CD8+ T cells – a subset of T cells, which are a type of white blood cells, are increasingly being recognized for their active role in TB protection. And, our new candidate: Rv1860, stimulates just that! Rv1860 is a protein secreted byMycobacterium tuberculosis. It isthe deadly pathogen that causes tuberculosis – but not always!

Confused? Lets disentangle this.

An infection with Mycobacterium tuberculosis does not equate to active Tuberculosis disease. In most cases, the bacterium just hangs around in the body in a dormant state. Such people are said to have latent TB. Lets call them Group 1. In fact, the life-time probability of Group I to get active TB disease is only 10%. They usually lead a normal, healthy life.  But some people with a poor immune response get infected and proceed to active TB earlier than others. Lets call this Group II.

What makes the immune response of Group I different from Group II? What if we can trigger the same response in Group II as in Group I and prevent them from getting active disease? This approach may be useful in constructing new and better TB vaccines.

For this study, the researchers recruited 30 healthy latently infected TB volunteers (Group I) and 20 TB patients with active disease (Group II). They treated blood samples of both groups with various peptides derived from our candidate-Rv1860. These peptides represent small parts of the protein Rv1860.

To measure the immune response, the researchers measured proliferation of Peripheral Blood Mononuclear Cells (PBMC). All the white blood cells (including T cells) come under PBMC. These are important components of human immune response.
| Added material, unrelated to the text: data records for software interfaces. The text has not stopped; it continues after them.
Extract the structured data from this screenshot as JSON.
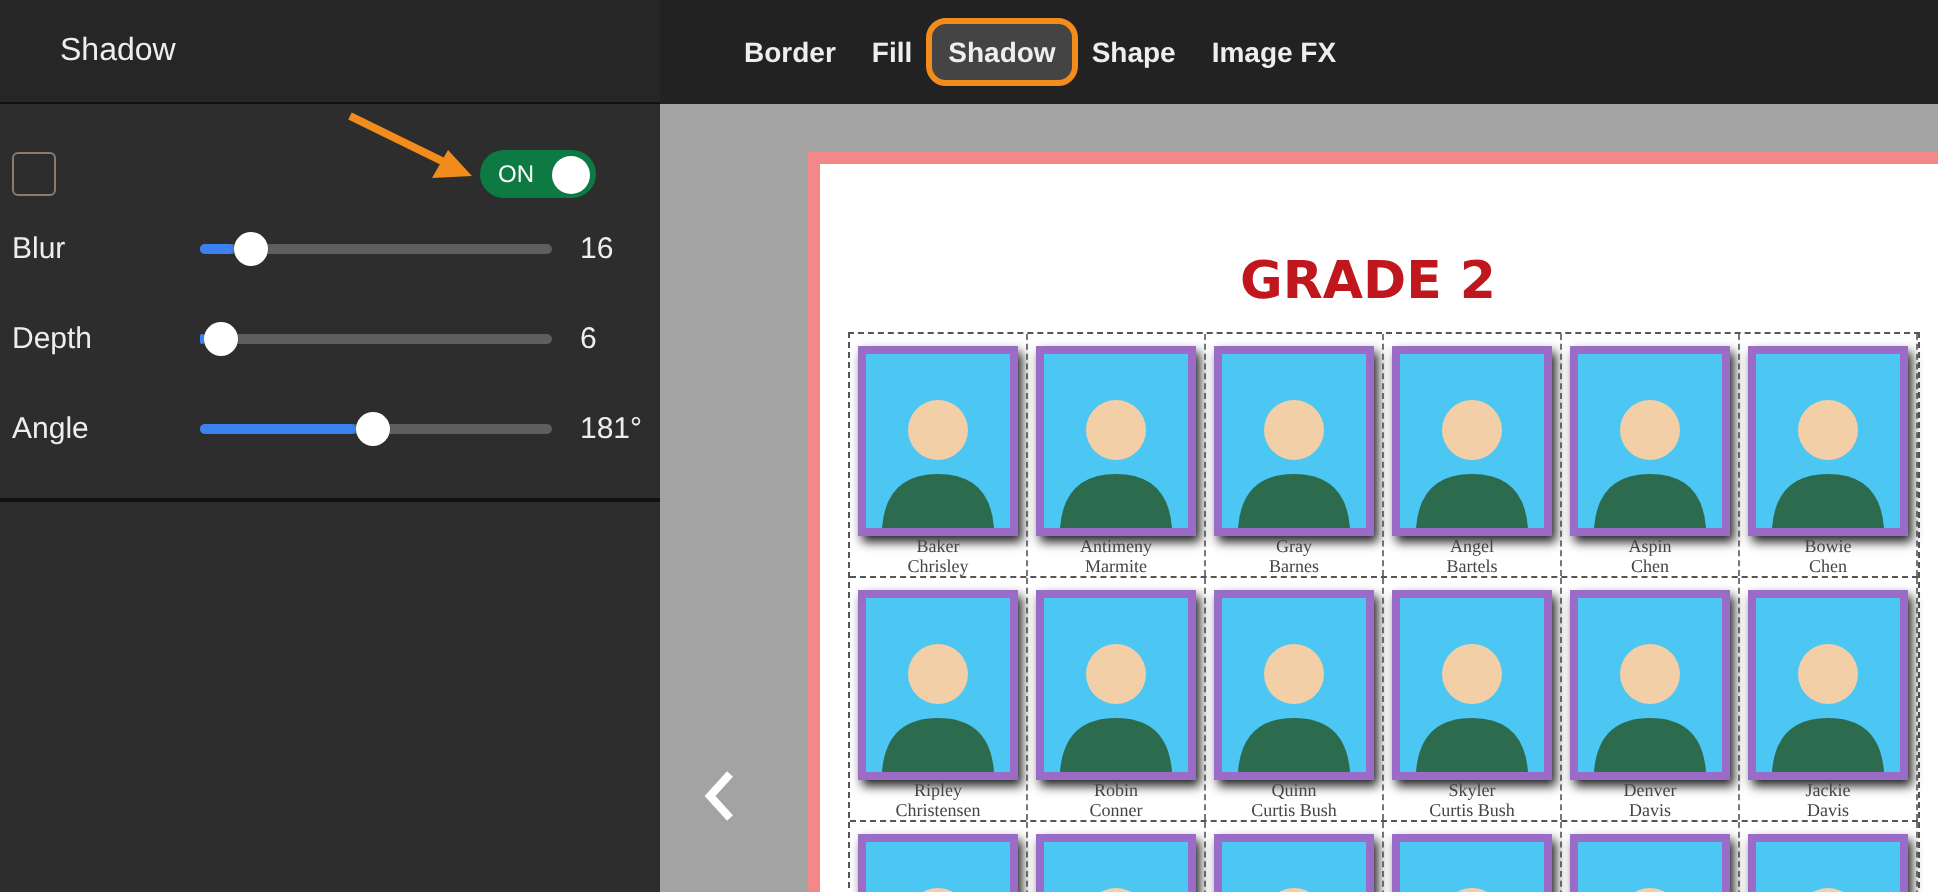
{
  "panel": {
    "title": "Shadow",
    "toggle": {
      "label": "ON",
      "on": true
    },
    "sliders": [
      {
        "label": "Blur",
        "level": 0.11,
        "reading": "16"
      },
      {
        "label": "Depth",
        "level": 0.01,
        "reading": "6"
      },
      {
        "label": "Angle",
        "level": 0.49,
        "reading": "181°"
      }
    ]
  },
  "tabs": [
    {
      "label": "Border",
      "selected": false
    },
    {
      "label": "Fill",
      "selected": false
    },
    {
      "label": "Shadow",
      "selected": true
    },
    {
      "label": "Shape",
      "selected": false
    },
    {
      "label": "Image FX",
      "selected": false
    }
  ],
  "page": {
    "title": "GRADE 2",
    "rows": [
      {
        "students": [
          {
            "kind": "named",
            "name": "Baker",
            "surname": "Chrisley"
          },
          {
            "kind": "named",
            "name": "Antimeny",
            "surname": "Marmite"
          },
          {
            "kind": "named",
            "name": "Gray",
            "surname": "Barnes"
          },
          {
            "kind": "named",
            "name": "Angel",
            "surname": "Bartels"
          },
          {
            "kind": "named",
            "name": "Aspin",
            "surname": "Chen"
          },
          {
            "kind": "named",
            "name": "Bowie",
            "surname": "Chen"
          }
        ]
      },
      {
        "students": [
          {
            "kind": "named",
            "name": "Ripley",
            "surname": "Christensen"
          },
          {
            "kind": "named",
            "name": "Robin",
            "surname": "Conner"
          },
          {
            "kind": "named",
            "name": "Quinn",
            "surname": "Curtis Bush"
          },
          {
            "kind": "named",
            "name": "Skyler",
            "surname": "Curtis Bush"
          },
          {
            "kind": "named",
            "name": "Denver",
            "surname": "Davis"
          },
          {
            "kind": "named",
            "name": "Jackie",
            "surname": "Davis"
          }
        ]
      },
      {
        "students": [
          {
            "kind": "photo"
          },
          {
            "kind": "photo"
          },
          {
            "kind": "photo"
          },
          {
            "kind": "photo"
          },
          {
            "kind": "photo"
          },
          {
            "kind": "photo"
          }
        ]
      }
    ]
  }
}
In both the groups, the researchers observed high PBMC proliferation. They further observed a significant production of one or more cytokines: IFN-g, TNF-a, IL-10 or IL-6 in response to one or more peptides. These cytokines are chemicals through which immune cells coordinate with each other while fighting a pathogen. The researchers further queried the contribution of T cells to the secretion of cytokines. They found that CD8+ T cells predominately secreted the cytokines IL-2 and IFN-g; although CD4+ T cells were also activated by the peptides. And, these responses were significantly greater in Group I – the healthy latently infected individuals than Group 2.

“This study was done on human subjects who were not HIV-positive– the most natural disease setting and hence the positive results are highly encouraging”, emphasizes Prof. Vijaya Satchidanandam.

Wouldn’t it be great if the new vaccine with Rv1860 could elicit the same immune response in vaccinated people that would halt TB infection in the latent stage?

Well, vaccine making is not a fast process.  The researchers immediate next step is to validate the results with a larger human cohort next. 

About the authors

Dr. Vijaya  Satchidanandam: the lead author,  is a Professor at Indian Institute of Science(IISc), Bangalore.

Naveen  Kumar,  Sunetra  Biswas,   Rajiv S. Jumani are graduate students at IISc.  Chandni  Jain, also from IISc, is a Project Assistant.
Dr. Rajni  Rani is a  Senior Staff Scientist at the National Institute of Immunology(NII), Delhi.
Bharti Aggarwal and   Jaya Singh are project assistants at NII.
Dr. Mohan Rao Kotnur is a Chest Physician at M.S.  Ramiah  hospital, Bangalore
Dr. Anand Sridharan is a microbiologist at National Tuberculosis Institute,

Contact

Vijaya Satchidanandam: vijaya@mcbl.iisc.ernet.in

About the paper

Title: The secreted protein Rv1860 of Mycobacterium tuberculosis stimulates human polyfunctional CD8+ T cells.

Publication: Clinical and Vaccine Immunology Journal

Tag: 
MCB